At the close of 2012, one of Sen. Patty Murray’s measures to improve care for war veterans passed into law and another died without reaching the president’s desk.
Her broad measure to reform behavioral health services – including suicide prevention programs – became law when President Obama signed the 2013 Defense authorization bill.
A separate proposal to expand fertility services for severely wounded service members failed to pass the House of Representatives. The Senate passed it last month, but House Republicans declined to bring it to a vote citing concerns about the bill’s $500 million cost.
Matt McAlvanaugh, a spokesman for the Washington Democrat, said Murray intends to submit the fertility bill again early this year. It would enable severely wounded service members to receive in vitro fertilization, a process that often costs more than $15,000 but tends to be far more successful than the basic fertility services the Department of Veterans Affairs offers.
More than 1,800 service members have suffered wounds causing fertility complications since 2003, according to Defense Department data Murray obtained.
Her successful behavioral health amendment to the wide-ranging Defense authorization bill calls on the Pentagon to analyze the best practices of each service’s suicide prevention programs and adopt a standard approach across the military.
It also expands behavioral health services for families of veterans through the Department of Veterans Affairs and encourages the military to create peer-counseling programs for post-traumatic stress disorder.

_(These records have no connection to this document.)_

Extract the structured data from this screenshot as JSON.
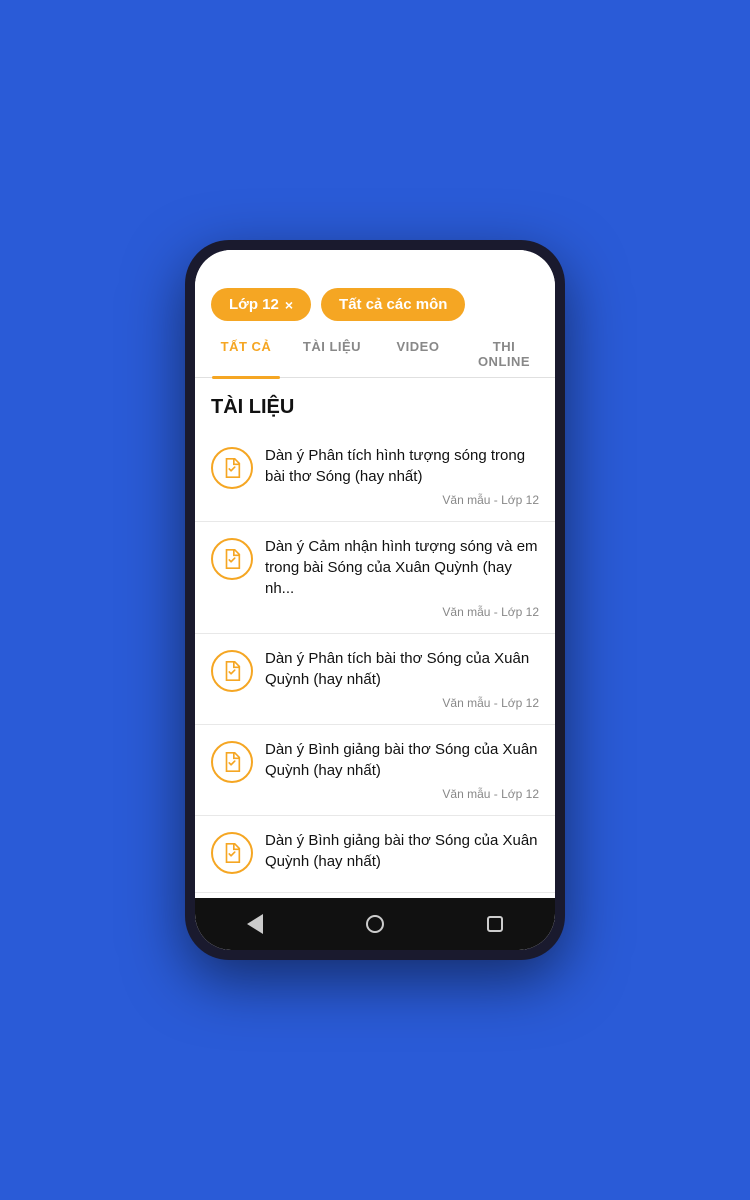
{
  "colors": {
    "accent": "#f5a623",
    "active_tab": "#f5a623",
    "inactive_tab": "#888888",
    "text_dark": "#111111",
    "text_meta": "#888888",
    "bg": "#ffffff"
  },
  "filters": {
    "chip1_label": "Lớp 12",
    "chip1_close": "×",
    "chip2_label": "Tất cả các môn"
  },
  "tabs": [
    {
      "label": "TẤT CẢ",
      "active": true
    },
    {
      "label": "TÀI LIỆU",
      "active": false
    },
    {
      "label": "VIDEO",
      "active": false
    },
    {
      "label": "THI ONLINE",
      "active": false
    }
  ],
  "section_title": "TÀI LIỆU",
  "items": [
    {
      "title": "Dàn ý Phân tích hình tượng sóng trong bài thơ Sóng  (hay nhất)",
      "meta": "Văn mẫu - Lớp 12"
    },
    {
      "title": "Dàn ý Cảm nhận hình tượng sóng và em trong bài Sóng của Xuân Quỳnh  (hay nh...",
      "meta": "Văn mẫu - Lớp 12"
    },
    {
      "title": "Dàn ý Phân tích bài thơ Sóng của Xuân Quỳnh  (hay nhất)",
      "meta": "Văn mẫu - Lớp 12"
    },
    {
      "title": "Dàn ý Bình giảng bài thơ Sóng của Xuân Quỳnh  (hay nhất)",
      "meta": "Văn mẫu - Lớp 12"
    },
    {
      "title": "Dàn ý Bình giảng bài thơ Sóng của Xuân Quỳnh  (hay nhất)",
      "meta": ""
    }
  ]
}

Murray submitted the proposal as a stand-alone bill last summer. She attached it as an amendment to the Defense bill in December.
She shaped the bill in part on a 2011 Rand Corp. study that noted a number of differences in how the Army, Marines, Navy and Air Force approach suicide prevention.
“This law is another step forward in our efforts to ensure that servicemembers aren’t slipping through the cracks,” Murray said in a news release when the president signed the Defense bill on Jan. 3.